This was Duane Allman’s favorite song that his brother Gregg wrote….but it was also one of the first songs the band recorded without Duane Allman, who died in a motorcycle accident about four months before it was released. Eat A Peach was dedicated to Duane. At Duane Allman’s funeral in 1971, Gregg Allman played this song on one of Duane’s old guitars. At the service, Gregg said, “This was my brother’s favorite song that I ever wrote.”
The song peaked at #86 in the Billboard 100 in 1972. The song didn’t chart too well but it remains a staple of classic radio.
Gregg actually taught Duane how to play the guitar, who quickly became a virtuoso. They played together until 1969 when Duane assembled what would become the Allman Brothers Band. Gregg was reluctant to sign on having already been accepted into college to be a dental surgeon. He soon did and they played together until Duane’s death in 1971.
Gregg Allman spoke at length about this song in an interview with the San Luis Obispo (California) Tribune on November 30, 2006: “I wrote that song in 1967 in a place called the Evergreen Hotel in Pensacola, Florida. By that time I got so sick of playing other people’s material that I just sat down and said, ‘OK, here we go. One, two, three – we’re going to try to write songs.’ And about 200 songs later – much garbage to take out – I wrote this song called ‘Melissa.’ And I had everything but the title. I thought (referring to lyrics): ‘But back home, we always run… to sweet Barbara’ – no. Diane…? We always run… to sweet Bertha.’ No, so I just kind of put it away for a while.
So one night I was in the grocery store – it was my turn to go get the tea, the coffee, the sugar and all that other s–t… and there was this Spanish lady there and she had this little toddler with her – this little girl. And I’m sitting there, getting a few things and what have you. And this little girl takes off, running down the aisle. And the lady yells, Oh, Melissa! Melissa, come back, Melissa!’ And I went, ‘Oh – that’s it.’ I forgot about half the stuff I went for, I went back home and, man, it was finished, only I couldn’t really tell if it was worth a damn or not because I’d written so many bad ones. So I didn’t really show it to anybody for about a year. And then I was the last one to get to Jacksonville – I was the last one to join the band that became the Allman Brothers. And my brother sometimes late at night after dinner, he’d say, ‘Man, go get your guitar and play me that song – that song about that girl.’ And I’d play it for him every now and then.

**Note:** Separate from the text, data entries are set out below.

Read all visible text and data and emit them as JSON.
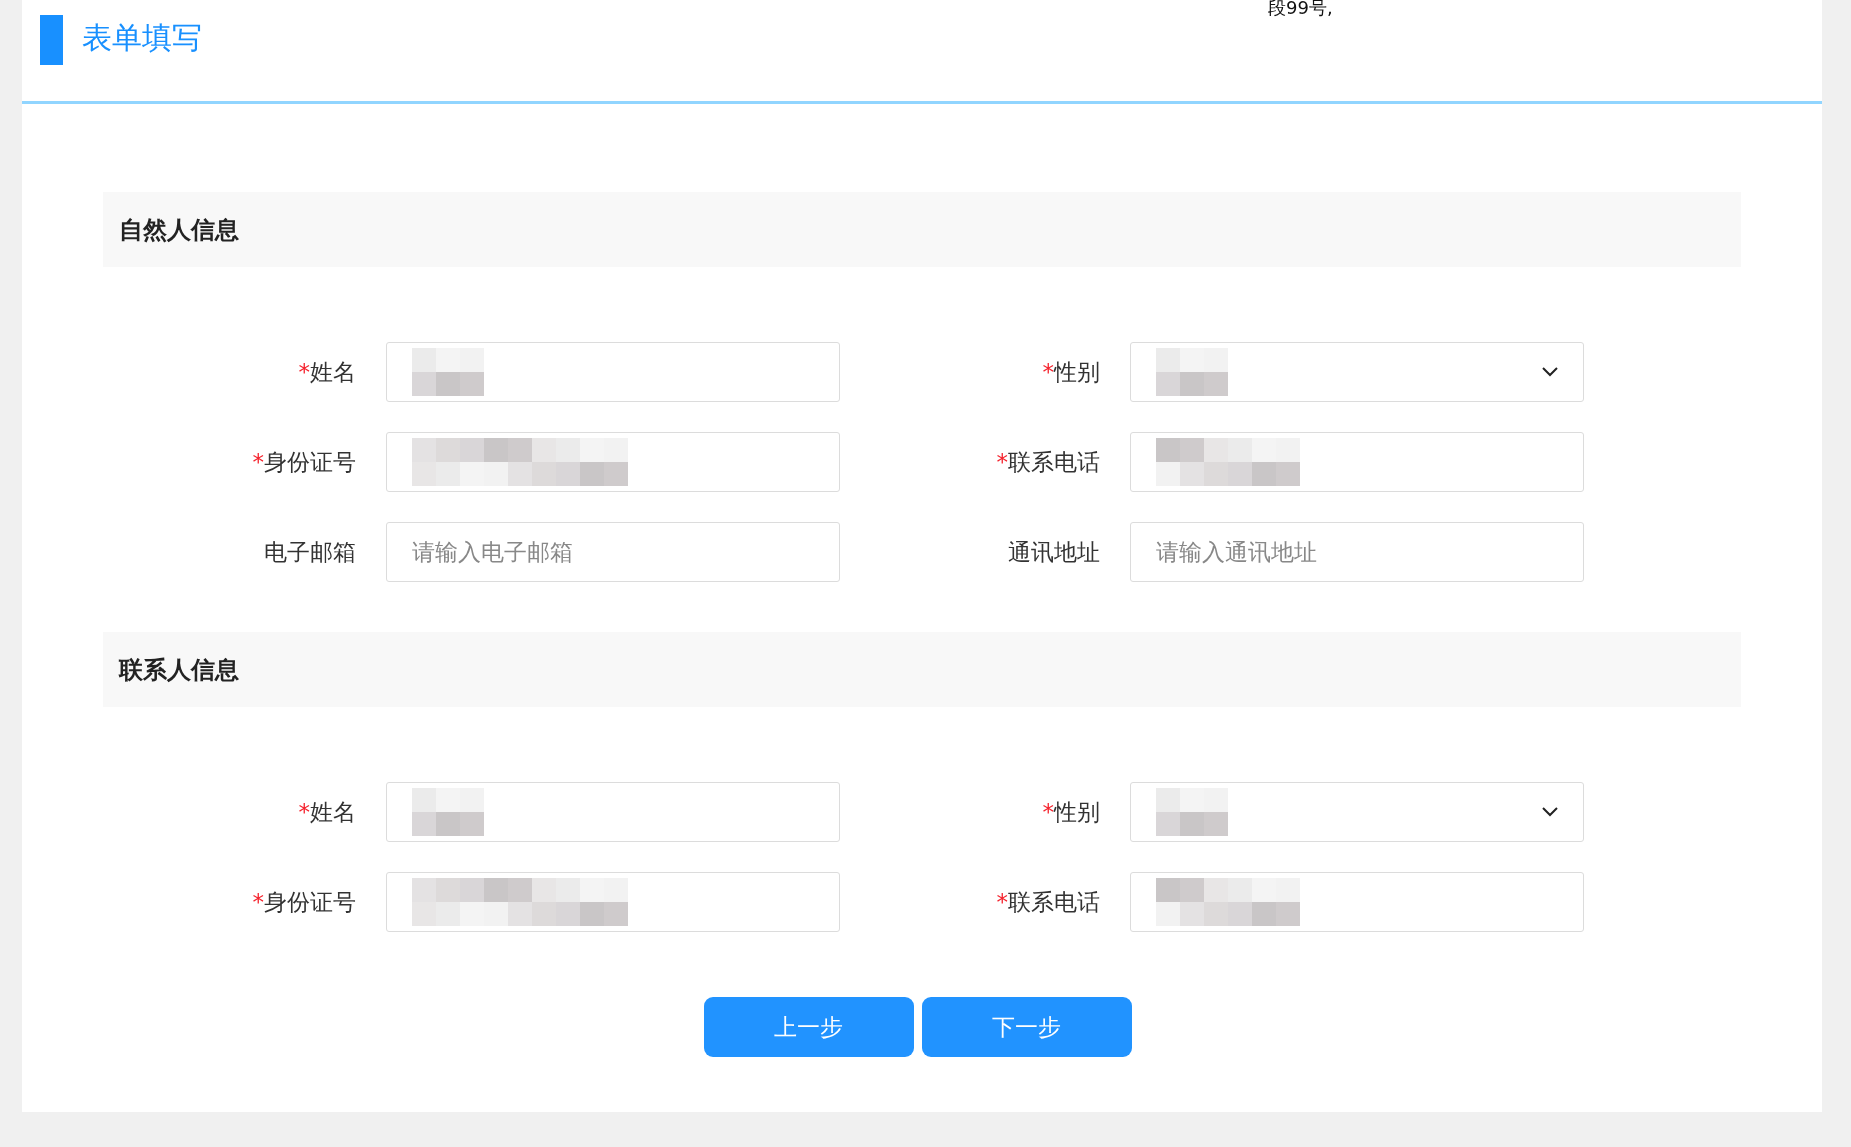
{
  "header": {
    "title": "表单填写",
    "cut_text": "段99号,"
  },
  "sections": [
    {
      "title": "自然人信息",
      "fields": [
        {
          "label": "姓名",
          "required_mark": "*",
          "kind": "text",
          "redacted": true
        },
        {
          "label": "性别",
          "required_mark": "*",
          "kind": "select",
          "redacted": true
        },
        {
          "label": "身份证号",
          "required_mark": "*",
          "kind": "text",
          "redacted": true
        },
        {
          "label": "联系电话",
          "required_mark": "*",
          "kind": "text",
          "redacted": true
        },
        {
          "label": "电子邮箱",
          "kind": "text",
          "placeholder": "请输入电子邮箱"
        },
        {
          "label": "通讯地址",
          "kind": "text",
          "placeholder": "请输入通讯地址"
        }
      ]
    },
    {
      "title": "联系人信息",
      "fields": [
        {
          "label": "姓名",
          "required_mark": "*",
          "kind": "text",
          "redacted": true
        },
        {
          "label": "性别",
          "required_mark": "*",
          "kind": "select",
          "redacted": true
        },
        {
          "label": "身份证号",
          "required_mark": "*",
          "kind": "text",
          "redacted": true
        },
        {
          "label": "联系电话",
          "required_mark": "*",
          "kind": "text",
          "redacted": true
        }
      ]
    }
  ],
  "buttons": [
    "上一步",
    "下一步"
  ]
}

After my brother’s accident, we had three vinyl sides done of Peach, so I thought well we’ll do that, and then on the way down there I wrote “Ain’t Wastin’ Time No More.” I wrote that for my brother. We were all in pretty bad shape. I had just gotten back from Jamaica and I was weighing at about 156, 6-foot-1-and-a-half – I was pretty skinny. So we went back down there, got in the studio and finished the record. And the damn thing shipped gold.”
This was first recorded in 1968 by the 31st Of February, one of Gregg and Duane Allman’s first bands. Duane’s version of this with the 31st Of February is the first recording of him playing the bottleneck slide guitar, a technique he became famous for.

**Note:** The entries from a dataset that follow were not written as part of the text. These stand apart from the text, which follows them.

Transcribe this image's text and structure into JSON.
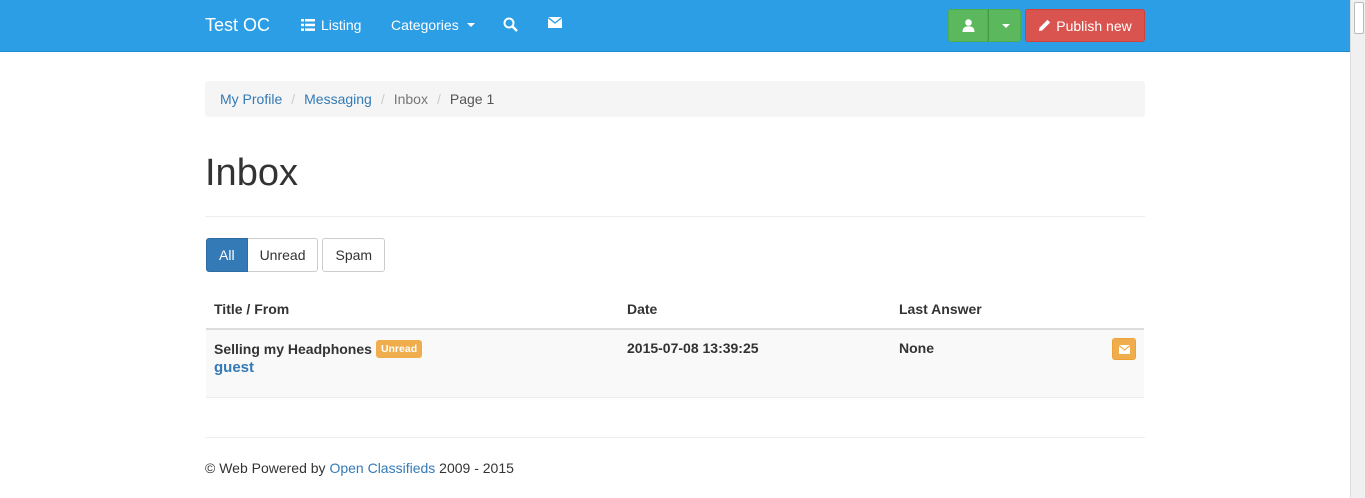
{
  "navbar": {
    "brand": "Test OC",
    "listing": "Listing",
    "categories": "Categories",
    "publish_label": "Publish new",
    "colors": {
      "navbar": "#2b9ee6",
      "user_button": "#5cb85c",
      "publish_button": "#d9534f"
    },
    "icons": [
      "list-icon",
      "search-icon",
      "envelope-icon",
      "user-icon",
      "caret-down-icon",
      "pencil-icon"
    ]
  },
  "breadcrumb": {
    "items": [
      "My Profile",
      "Messaging",
      "Inbox",
      "Page 1"
    ]
  },
  "page": {
    "title": "Inbox"
  },
  "filters": {
    "all": "All",
    "unread": "Unread",
    "spam": "Spam"
  },
  "table": {
    "headers": [
      "Title / From",
      "Date",
      "Last Answer"
    ],
    "rows": [
      {
        "title": "Selling my Headphones",
        "badge": "Unread",
        "from": "guest",
        "date": "2015-07-08 13:39:25",
        "last_answer": "None"
      }
    ]
  },
  "footer": {
    "prefix": "© Web Powered by",
    "link": "Open Classifieds",
    "suffix": "2009 - 2015"
  }
}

Steve Alaimo, who was operating the studio where The Allman Brothers recorded this song, received a songwriting credit on this track along with Gregg Allman. Alaimo had a few Hot 100 entries as a singer in the ’60s and early ’70s before moving into production work.

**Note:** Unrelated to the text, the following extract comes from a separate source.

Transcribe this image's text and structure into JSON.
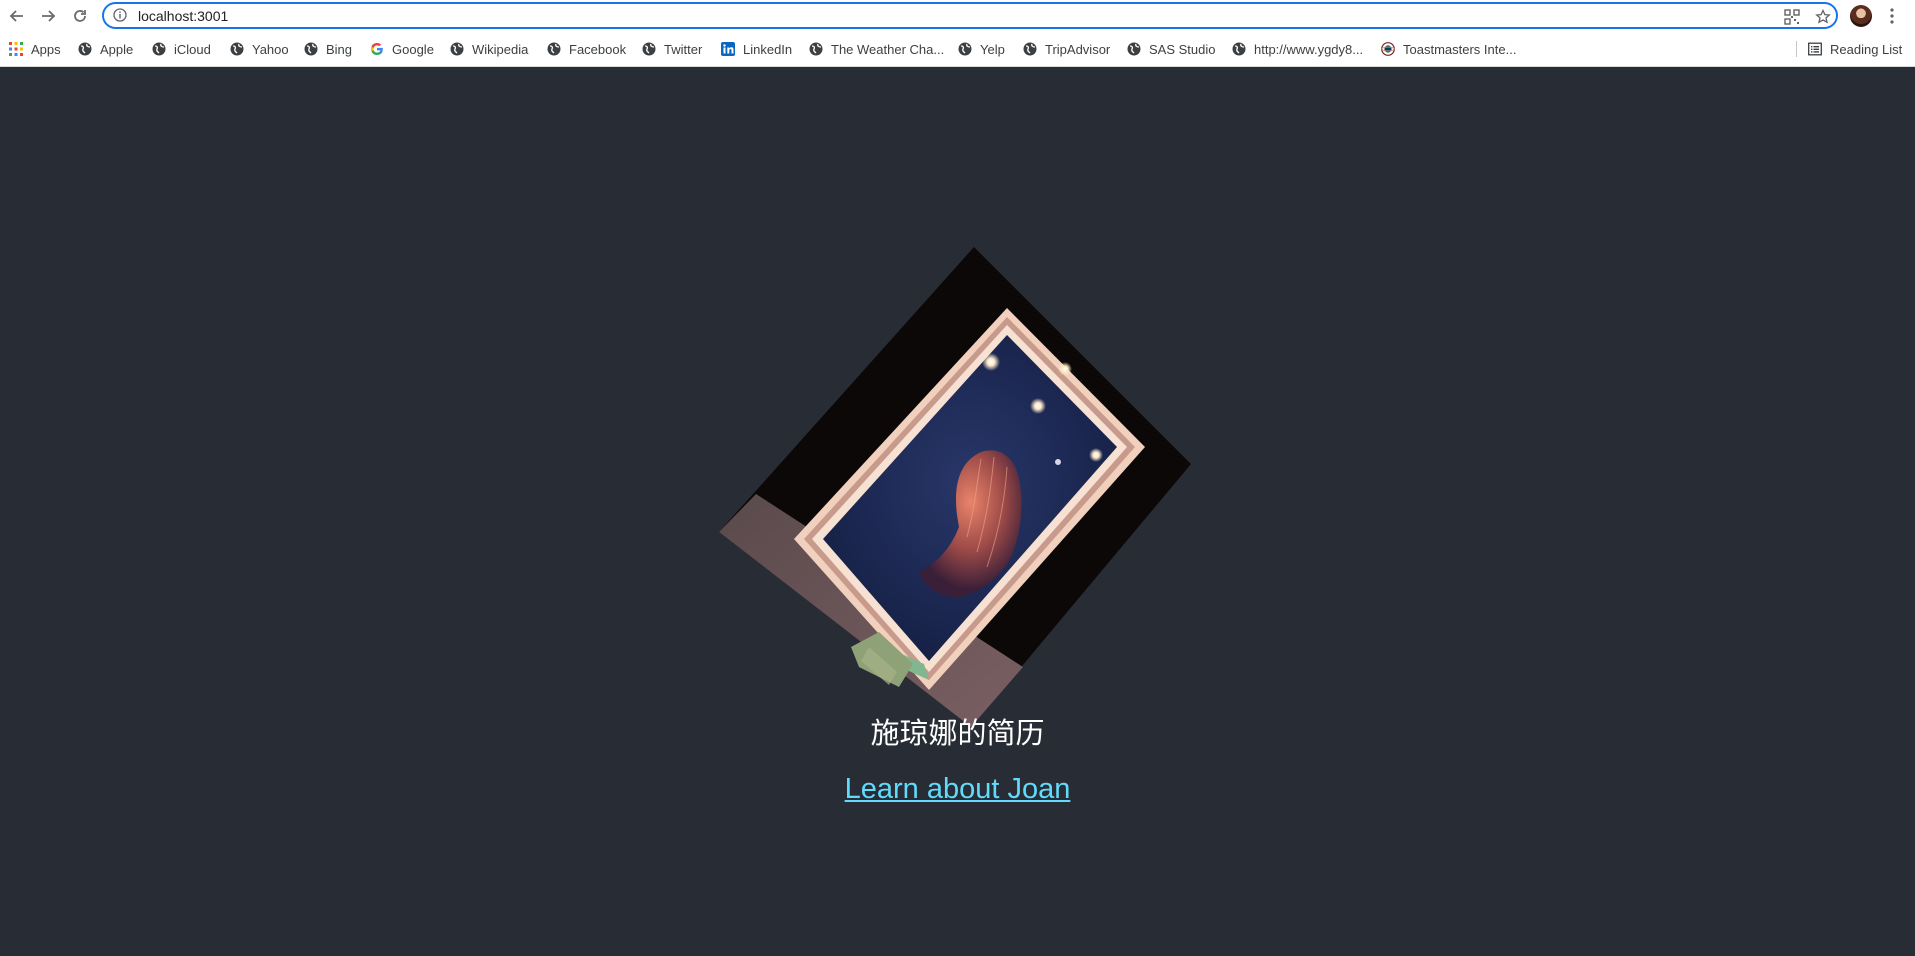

The part of the song that begins: “Crossroads, will you ever let him go” is probably a reference to Robert Johnson, a blues legend who supposedly went to a crossroads and sold his soul to the devil.
Gregg Allman told Esquire in 2013 that thanks to ready access to biphetamines, he had been awake for about two days when he wrote this song. He was working like crazy on another song, but when he played it for his brother, Duane said, “What you have here is a new set of lyrics to an obscure Rolling Stones song.” Said Gregg: “That’s discouraging as s–t, right there. And just as I was about to say f–k it, I wrote ‘Melissa.'”
The Allman Brothers performed this on the last episode of the syndicated Dennis Miller Show on July 25, 1992.
This was used in a commercial television advertisement campaign for Cingular/AT&T Wireless.
Crossroads, seem to come and go, yeah
The gypsy flies from coast to coast
Knowing many, loving none
Bearing sorrow, having fun
But, back home he’ll always run
To sweet Melissa
Freight train, each car looks the same, all the same
And no one knows the gypsy’s name
And no one hears his lonely sighs
There are no blankets where he lies
Lord, in his deepest dreams the gypsy flies
With sweet Melissa
Again, the mornin’s come
Again, he’s on the run
A sunbeam’s shinin’ through his hair
Fear not to have a care
Well, pick up your gear and gypsy roll on
Crossroads, will you ever let him go?
Or will you hide the dead man’s ghost?
Or will he lie, beneath the clay?
Or will his spirit float away?
But, I know that he won’t stay
Yes, I know that he won’t stay, yeah
Lord, Lord, it’s all the same